If a line in the data below contains "void", copy it.

Data for processing —
*** Begin section ***
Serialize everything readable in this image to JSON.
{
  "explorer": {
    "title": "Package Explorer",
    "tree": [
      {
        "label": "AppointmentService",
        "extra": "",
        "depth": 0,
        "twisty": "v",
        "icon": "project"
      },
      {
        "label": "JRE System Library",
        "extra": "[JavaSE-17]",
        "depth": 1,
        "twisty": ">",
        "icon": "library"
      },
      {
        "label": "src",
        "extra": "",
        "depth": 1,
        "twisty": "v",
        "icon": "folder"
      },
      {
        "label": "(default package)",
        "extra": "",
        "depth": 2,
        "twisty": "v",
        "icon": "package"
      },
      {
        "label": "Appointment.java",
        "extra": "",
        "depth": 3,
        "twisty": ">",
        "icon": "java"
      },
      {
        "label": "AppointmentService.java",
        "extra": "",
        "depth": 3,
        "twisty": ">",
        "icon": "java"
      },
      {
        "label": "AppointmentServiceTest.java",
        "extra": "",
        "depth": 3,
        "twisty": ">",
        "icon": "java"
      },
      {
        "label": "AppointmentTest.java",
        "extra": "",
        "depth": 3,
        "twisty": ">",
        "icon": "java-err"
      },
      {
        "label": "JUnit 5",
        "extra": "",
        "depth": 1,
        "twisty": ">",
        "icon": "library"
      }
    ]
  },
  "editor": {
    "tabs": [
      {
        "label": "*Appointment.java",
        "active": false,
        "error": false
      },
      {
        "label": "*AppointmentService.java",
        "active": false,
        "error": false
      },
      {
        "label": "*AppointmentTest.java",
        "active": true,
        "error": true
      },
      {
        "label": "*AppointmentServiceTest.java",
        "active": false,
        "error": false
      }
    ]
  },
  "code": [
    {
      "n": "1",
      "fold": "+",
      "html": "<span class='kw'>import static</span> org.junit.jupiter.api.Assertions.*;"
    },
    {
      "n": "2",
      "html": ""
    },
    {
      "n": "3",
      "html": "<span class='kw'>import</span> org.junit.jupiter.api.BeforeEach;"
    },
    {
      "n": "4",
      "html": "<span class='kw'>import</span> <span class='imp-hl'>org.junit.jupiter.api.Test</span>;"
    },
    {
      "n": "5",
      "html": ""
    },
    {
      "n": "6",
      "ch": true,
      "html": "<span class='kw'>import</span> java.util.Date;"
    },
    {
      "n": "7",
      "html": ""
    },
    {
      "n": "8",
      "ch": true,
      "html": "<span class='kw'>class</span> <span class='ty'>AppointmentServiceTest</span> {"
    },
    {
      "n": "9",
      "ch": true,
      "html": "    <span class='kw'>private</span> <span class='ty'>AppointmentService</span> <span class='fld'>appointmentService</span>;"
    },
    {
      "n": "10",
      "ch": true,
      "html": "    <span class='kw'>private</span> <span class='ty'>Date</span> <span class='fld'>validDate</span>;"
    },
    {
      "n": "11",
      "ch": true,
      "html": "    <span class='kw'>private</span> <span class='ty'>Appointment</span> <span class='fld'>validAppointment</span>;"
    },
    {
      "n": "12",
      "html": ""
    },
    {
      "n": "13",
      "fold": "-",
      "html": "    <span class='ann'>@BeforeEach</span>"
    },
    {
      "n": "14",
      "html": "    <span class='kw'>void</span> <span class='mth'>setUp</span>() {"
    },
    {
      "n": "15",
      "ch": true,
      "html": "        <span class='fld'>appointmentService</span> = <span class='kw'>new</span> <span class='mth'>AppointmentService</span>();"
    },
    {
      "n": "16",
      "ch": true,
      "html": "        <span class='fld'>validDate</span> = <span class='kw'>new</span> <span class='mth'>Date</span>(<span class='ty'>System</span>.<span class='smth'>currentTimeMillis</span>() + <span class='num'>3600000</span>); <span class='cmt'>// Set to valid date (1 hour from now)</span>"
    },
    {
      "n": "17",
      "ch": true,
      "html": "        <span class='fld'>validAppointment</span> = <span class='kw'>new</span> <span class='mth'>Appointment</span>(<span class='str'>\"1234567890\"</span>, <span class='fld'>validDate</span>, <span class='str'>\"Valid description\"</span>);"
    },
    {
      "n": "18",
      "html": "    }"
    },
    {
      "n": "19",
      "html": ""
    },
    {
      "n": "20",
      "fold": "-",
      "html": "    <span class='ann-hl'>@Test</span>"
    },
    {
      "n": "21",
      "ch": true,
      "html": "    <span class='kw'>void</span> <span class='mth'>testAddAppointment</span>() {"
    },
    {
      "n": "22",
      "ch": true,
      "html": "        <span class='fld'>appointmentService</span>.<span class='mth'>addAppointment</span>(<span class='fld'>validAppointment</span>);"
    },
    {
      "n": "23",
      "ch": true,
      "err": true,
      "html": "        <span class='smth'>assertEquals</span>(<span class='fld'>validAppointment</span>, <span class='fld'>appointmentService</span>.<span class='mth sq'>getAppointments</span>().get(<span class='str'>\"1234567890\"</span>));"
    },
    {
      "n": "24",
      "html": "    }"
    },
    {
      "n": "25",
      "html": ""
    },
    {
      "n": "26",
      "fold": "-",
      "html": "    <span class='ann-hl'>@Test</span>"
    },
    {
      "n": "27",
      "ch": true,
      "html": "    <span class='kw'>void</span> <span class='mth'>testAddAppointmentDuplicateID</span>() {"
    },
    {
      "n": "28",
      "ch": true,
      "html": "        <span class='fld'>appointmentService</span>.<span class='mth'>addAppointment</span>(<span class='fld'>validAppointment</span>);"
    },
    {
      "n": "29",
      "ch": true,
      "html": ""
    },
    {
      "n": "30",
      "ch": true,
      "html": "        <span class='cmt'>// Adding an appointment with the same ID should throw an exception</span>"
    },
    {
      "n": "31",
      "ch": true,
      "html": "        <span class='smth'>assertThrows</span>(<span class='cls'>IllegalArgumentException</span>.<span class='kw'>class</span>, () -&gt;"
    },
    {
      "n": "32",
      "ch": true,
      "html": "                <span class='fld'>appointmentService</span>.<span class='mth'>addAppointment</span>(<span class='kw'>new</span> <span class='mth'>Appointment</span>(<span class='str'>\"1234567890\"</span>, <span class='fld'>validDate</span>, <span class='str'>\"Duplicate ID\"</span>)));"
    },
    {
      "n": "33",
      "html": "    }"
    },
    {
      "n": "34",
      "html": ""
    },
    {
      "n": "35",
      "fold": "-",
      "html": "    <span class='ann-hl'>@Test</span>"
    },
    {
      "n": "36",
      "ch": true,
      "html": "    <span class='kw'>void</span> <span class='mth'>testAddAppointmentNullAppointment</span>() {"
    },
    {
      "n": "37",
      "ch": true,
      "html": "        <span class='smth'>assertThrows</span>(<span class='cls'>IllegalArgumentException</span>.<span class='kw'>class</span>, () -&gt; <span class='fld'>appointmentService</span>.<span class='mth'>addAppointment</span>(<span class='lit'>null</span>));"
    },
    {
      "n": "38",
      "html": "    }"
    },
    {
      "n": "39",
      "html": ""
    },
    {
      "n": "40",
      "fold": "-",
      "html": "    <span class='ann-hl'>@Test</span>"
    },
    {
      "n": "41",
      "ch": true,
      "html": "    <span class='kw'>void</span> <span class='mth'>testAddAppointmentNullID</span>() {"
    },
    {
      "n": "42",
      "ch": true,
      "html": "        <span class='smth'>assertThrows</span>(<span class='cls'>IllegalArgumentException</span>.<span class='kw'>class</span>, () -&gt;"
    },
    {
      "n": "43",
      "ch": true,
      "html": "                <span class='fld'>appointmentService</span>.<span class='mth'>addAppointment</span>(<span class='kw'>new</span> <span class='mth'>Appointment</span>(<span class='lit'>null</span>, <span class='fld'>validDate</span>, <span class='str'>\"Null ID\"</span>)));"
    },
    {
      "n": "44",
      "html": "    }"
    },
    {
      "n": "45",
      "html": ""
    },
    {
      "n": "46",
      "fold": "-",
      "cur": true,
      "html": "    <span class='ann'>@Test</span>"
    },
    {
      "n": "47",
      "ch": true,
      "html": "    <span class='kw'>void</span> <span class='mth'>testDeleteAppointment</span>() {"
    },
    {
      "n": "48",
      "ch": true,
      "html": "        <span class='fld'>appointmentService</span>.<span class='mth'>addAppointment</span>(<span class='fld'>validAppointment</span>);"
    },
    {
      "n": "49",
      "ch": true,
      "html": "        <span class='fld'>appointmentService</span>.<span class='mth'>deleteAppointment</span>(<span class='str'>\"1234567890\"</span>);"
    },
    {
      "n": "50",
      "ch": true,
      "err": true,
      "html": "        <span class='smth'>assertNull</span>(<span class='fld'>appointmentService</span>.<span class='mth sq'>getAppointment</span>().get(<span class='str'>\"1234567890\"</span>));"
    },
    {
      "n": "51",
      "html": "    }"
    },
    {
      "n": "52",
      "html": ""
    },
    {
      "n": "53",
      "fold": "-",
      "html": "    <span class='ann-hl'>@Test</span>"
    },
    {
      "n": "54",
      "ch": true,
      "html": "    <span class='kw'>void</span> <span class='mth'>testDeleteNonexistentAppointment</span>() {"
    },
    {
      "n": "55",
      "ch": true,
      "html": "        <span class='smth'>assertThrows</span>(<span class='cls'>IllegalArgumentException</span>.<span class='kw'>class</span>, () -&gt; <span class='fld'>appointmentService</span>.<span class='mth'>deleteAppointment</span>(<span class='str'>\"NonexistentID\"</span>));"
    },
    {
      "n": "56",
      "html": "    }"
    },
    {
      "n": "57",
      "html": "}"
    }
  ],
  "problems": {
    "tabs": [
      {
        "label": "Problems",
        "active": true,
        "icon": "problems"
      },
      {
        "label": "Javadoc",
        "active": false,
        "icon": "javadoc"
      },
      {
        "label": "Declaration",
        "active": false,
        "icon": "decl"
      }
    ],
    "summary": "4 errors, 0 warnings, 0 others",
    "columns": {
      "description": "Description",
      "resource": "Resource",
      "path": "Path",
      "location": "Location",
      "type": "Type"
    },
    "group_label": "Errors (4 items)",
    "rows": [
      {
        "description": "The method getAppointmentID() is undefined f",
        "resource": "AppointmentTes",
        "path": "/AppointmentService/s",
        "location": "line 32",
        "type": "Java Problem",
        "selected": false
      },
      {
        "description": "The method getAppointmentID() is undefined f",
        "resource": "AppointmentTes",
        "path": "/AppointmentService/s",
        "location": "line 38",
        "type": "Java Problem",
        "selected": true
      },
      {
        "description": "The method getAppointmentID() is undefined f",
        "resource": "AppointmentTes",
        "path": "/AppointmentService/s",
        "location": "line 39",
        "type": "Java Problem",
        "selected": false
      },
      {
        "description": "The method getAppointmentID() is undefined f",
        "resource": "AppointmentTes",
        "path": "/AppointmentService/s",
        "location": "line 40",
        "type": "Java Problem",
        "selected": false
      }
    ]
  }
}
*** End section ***
Result —
      "html": "    <span class='kw'>void</span> <span class='mth'>setUp</span>() {"
      "html": "    <span class='kw'>void</span> <span class='mth'>testAddAppointment</span>() {"
      "html": "    <span class='kw'>void</span> <span class='mth'>testAddAppointmentDuplicateID</span>() {"
      "html": "    <span class='kw'>void</span> <span class='mth'>testAddAppointmentNullAppointment</span>() {"
      "html": "    <span class='kw'>void</span> <span class='mth'>testAddAppointmentNullID</span>() {"
      "html": "    <span class='kw'>void</span> <span class='mth'>testDeleteAppointment</span>() {"
      "html": "    <span class='kw'>void</span> <span class='mth'>testDeleteNonexistentAppointment</span>() {"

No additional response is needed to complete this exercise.